- Include an abbreviated list of your major (recent) accomplishments in life with descriptions--including scholastically, in research, in service (e.g., president of ACM-W on-campus group, started CS high school tutoring program), and in life (e.g., won university ballroom dance competition, marathon race finisher).
- Attach your transcript, your CV/resume, and, if applicable, a draft of your personal statement (doesn't need to be final).
- Ask your TA(s) for courses and/or your PhD mentor (for research) to send me an email describing the work that you did. When you do, summarize your work for them and highlight your accomplishments to jog their memory.
- Lastly, if I write you a letter, I'd love for you to stay in touch: let me know where you ended up and give me status updates from time-to-time. I really enjoy hearing from former students. If you encounter things in your career that you think I should be teaching in my classes, let me know!
My apologies! Thank you for your email—I look forward to talking with you! I really try to respond to nearly every email I receive (except for template emails from prospective students). However, sometimes my responses are delayed (by multiple days) or sometimes I simply miss your email.
If you don't hear from me within two days, please don't hesitate to send me a follow-up email (or even two) that contains your original email plus a "ping" note or something similar (so that I realize this is an additional attempt to contact me). I know this is less than ideal (and, perhaps, even sounds a bit pretentious) but I have recently crossed the email inbox threshold where I am literally drowning in email.
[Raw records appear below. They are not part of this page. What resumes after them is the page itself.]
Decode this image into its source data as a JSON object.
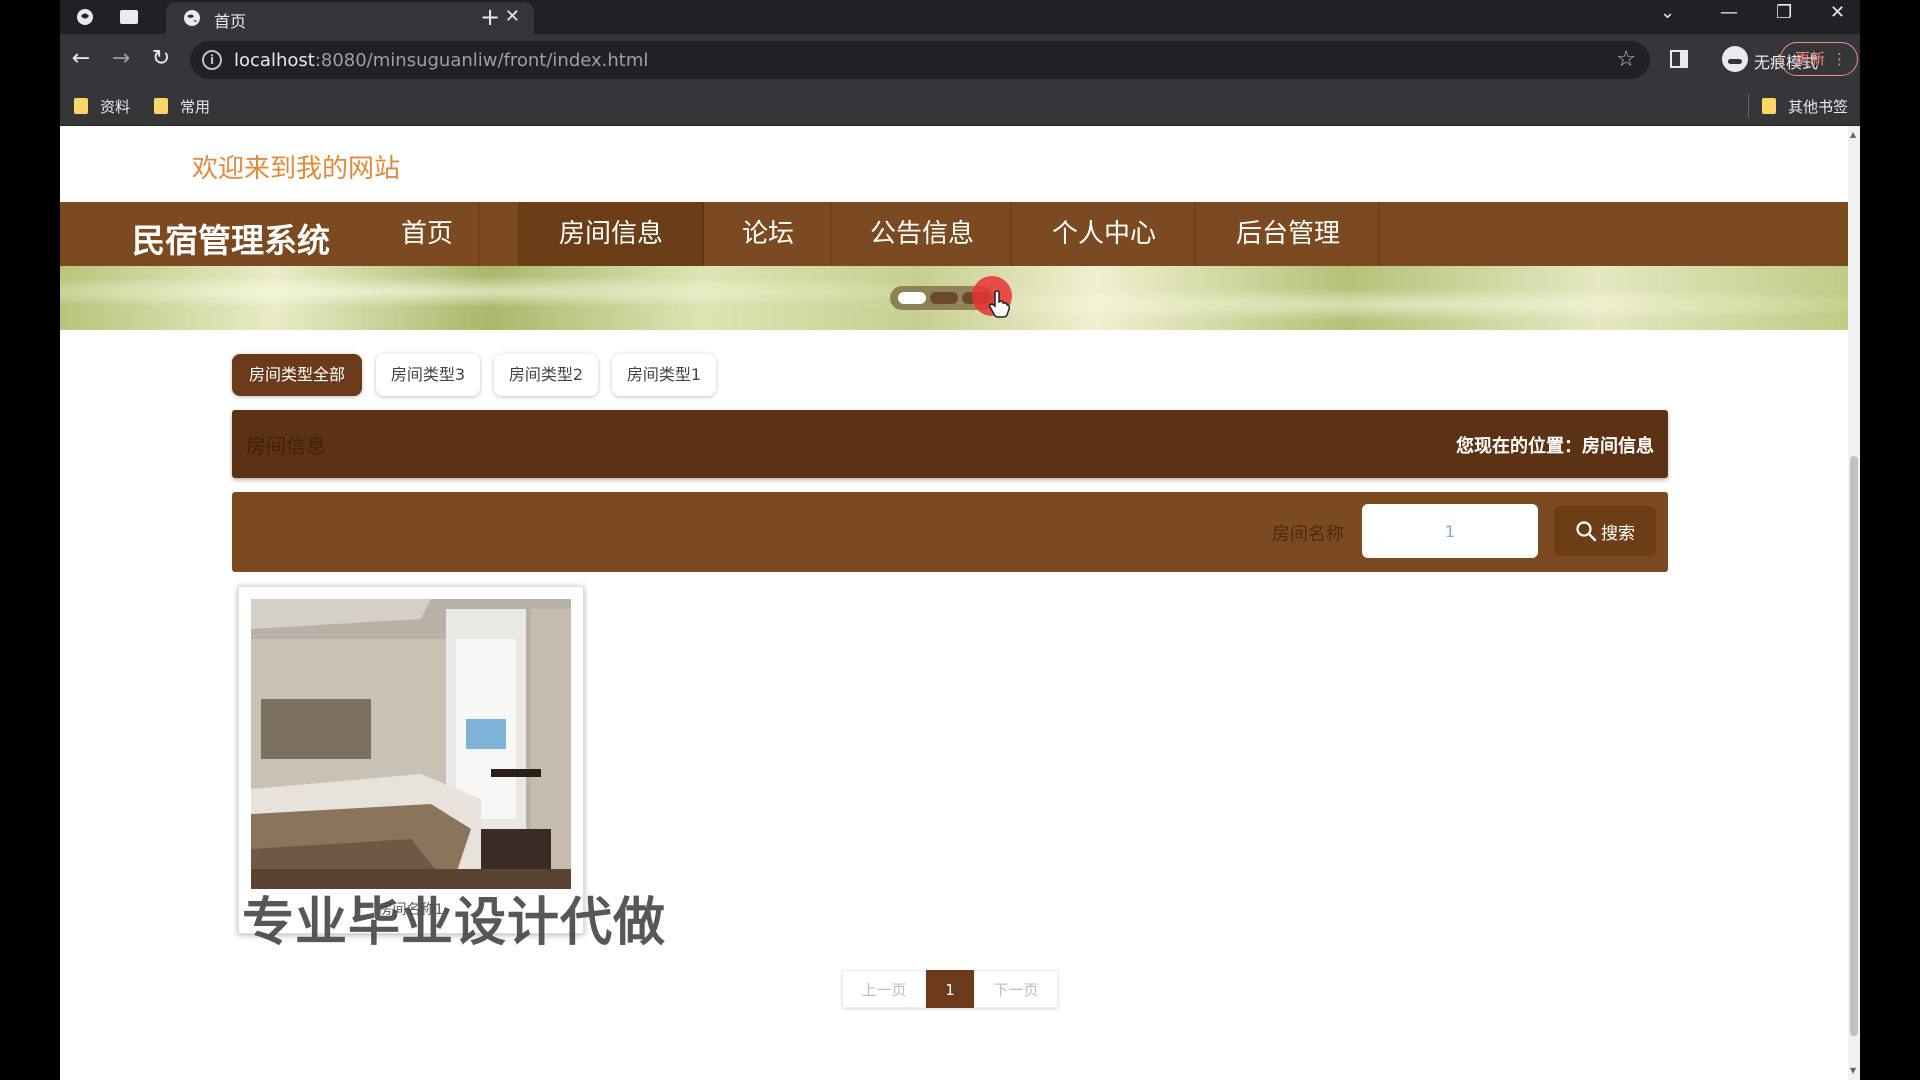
{
  "browser": {
    "tab_title": "首页",
    "url_host": "localhost",
    "url_rest": ":8080/minsuguanliw/front/index.html",
    "incognito_label": "无痕模式",
    "update_label": "更新",
    "bookmarks": [
      "资料",
      "常用"
    ],
    "other_bookmarks": "其他书签"
  },
  "page": {
    "welcome": "欢迎来到我的网站",
    "site_title": "民宿管理系统",
    "nav": [
      "首页",
      "房间信息",
      "论坛",
      "公告信息",
      "个人中心",
      "后台管理"
    ],
    "active_nav": "房间信息",
    "categories": [
      "房间类型全部",
      "房间类型3",
      "房间类型2",
      "房间类型1"
    ],
    "active_category": "房间类型全部",
    "info_title": "房间信息",
    "location": "您现在的位置：房间信息",
    "search_label": "房间名称",
    "search_value": "1",
    "search_button": "搜索",
    "card_name": "房间名称1",
    "watermark": "专业毕业设计代做",
    "pagination": {
      "prev": "上一页",
      "current": "1",
      "next": "下一页"
    }
  },
  "colors": {
    "nav_bg": "#7b4a20",
    "accent": "#6b3a1a",
    "welcome": "#e08a3c"
  }
}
I've found that it's not possible for me to process all of these emails and get my other work done each day. Hence, I suggest simply pinging me again with a friendly follow-up if I don't respond to your original message. :)